UGK is marked in history as one of the greatest Hip-Hop duos.
However, their solidified spot in the culture since their official debut in the 90s didn’t make them exempt from the pitfalls of the music industry.
The post Bun B Shares How Taking An Advance From Sony Led UGK To Not Make ‘One Dollar In Royalties’ appeared first on AfroTech.
During an interview with B High TV, Bun B spoke about Sony’s new clause where, if you were signed to the label before 2000 and you haven’t accepted any advances from a Sony subsidiary within a certain period of time, they will clear your bill.
However, UGK took an advance on their last two albums and had to wait to be in the clear.
“Because we took the advance in ’07 I think, we have to wait seven years after we hit that,” Bun B explained. “There was a seven-year period when we took money after 2000, so once we hit 2027, I believe our balance is clear with Sony.”
“UGK has never made one dollar in royalties from the selling of our music and we didn’t have our own publishing for about 17 years,” he added. “Right before [Pimp C] passed, all rights reverted back to us. So, I licensed my publishing out to companies.”
During the course of the interview, Bun B went on to mention that UGK could potentially still be over $2 million in the red with Sony.
He broke down that artists’ income isn’t built on the percentage of how much money their art makes but rather how much money they make of what their art makes.
“So with us having a 15 percent deal, that 15 percent has never gotten close to paying back the debt,” he said. “Whereas their 85 percent, they profit very easily…If you sign for 10 percent and your album sells a million records, your 10 percent is $100,000 and theirs is [$900,000].”
He continued: “So they made your money back from you but you still probably owe them money because you probably took an advance. You shot videos. You had to record an album. So you owe them [$550,000] and that’s on the low side.”

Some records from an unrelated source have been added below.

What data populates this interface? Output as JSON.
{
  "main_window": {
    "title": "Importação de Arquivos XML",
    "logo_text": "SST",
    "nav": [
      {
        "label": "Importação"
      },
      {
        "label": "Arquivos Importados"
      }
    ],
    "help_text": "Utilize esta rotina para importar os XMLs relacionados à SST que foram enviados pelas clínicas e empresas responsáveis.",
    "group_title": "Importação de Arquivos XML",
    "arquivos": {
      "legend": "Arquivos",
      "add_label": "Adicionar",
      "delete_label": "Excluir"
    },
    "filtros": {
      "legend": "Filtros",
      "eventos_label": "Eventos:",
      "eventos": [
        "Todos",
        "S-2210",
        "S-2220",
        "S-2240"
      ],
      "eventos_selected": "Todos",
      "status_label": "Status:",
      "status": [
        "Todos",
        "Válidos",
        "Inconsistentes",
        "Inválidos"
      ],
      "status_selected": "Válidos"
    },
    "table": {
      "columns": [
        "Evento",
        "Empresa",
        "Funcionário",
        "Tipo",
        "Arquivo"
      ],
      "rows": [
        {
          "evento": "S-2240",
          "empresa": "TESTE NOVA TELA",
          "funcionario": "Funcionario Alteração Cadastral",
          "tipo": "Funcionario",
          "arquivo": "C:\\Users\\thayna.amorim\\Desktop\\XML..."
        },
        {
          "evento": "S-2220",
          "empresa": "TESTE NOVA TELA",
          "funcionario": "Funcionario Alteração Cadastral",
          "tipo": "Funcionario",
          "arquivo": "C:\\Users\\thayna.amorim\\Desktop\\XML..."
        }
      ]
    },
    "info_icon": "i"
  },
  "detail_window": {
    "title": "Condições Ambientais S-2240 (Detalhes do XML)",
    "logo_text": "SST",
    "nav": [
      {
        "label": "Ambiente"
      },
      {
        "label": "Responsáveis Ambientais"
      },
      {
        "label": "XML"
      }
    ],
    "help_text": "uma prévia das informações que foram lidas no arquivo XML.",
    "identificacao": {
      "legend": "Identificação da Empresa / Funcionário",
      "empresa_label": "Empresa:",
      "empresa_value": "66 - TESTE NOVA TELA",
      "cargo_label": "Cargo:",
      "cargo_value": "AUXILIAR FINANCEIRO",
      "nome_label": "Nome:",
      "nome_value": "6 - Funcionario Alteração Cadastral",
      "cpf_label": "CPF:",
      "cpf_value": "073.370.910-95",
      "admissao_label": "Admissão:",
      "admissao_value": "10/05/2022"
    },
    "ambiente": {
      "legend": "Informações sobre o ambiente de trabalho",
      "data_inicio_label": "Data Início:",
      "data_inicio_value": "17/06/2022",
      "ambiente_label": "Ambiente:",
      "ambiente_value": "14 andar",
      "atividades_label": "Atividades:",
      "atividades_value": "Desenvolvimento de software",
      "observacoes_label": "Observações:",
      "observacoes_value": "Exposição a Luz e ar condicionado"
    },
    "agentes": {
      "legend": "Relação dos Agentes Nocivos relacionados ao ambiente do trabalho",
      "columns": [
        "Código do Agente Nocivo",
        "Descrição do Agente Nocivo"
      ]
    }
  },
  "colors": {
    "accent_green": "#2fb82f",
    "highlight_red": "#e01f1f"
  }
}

Bun B’s advice for new artists who aren’t trying to be in a cycle of debt was to not have to take advances from labels. He suggests that artists be hustlers or business-minded, make a plan, and be backed by a strong team.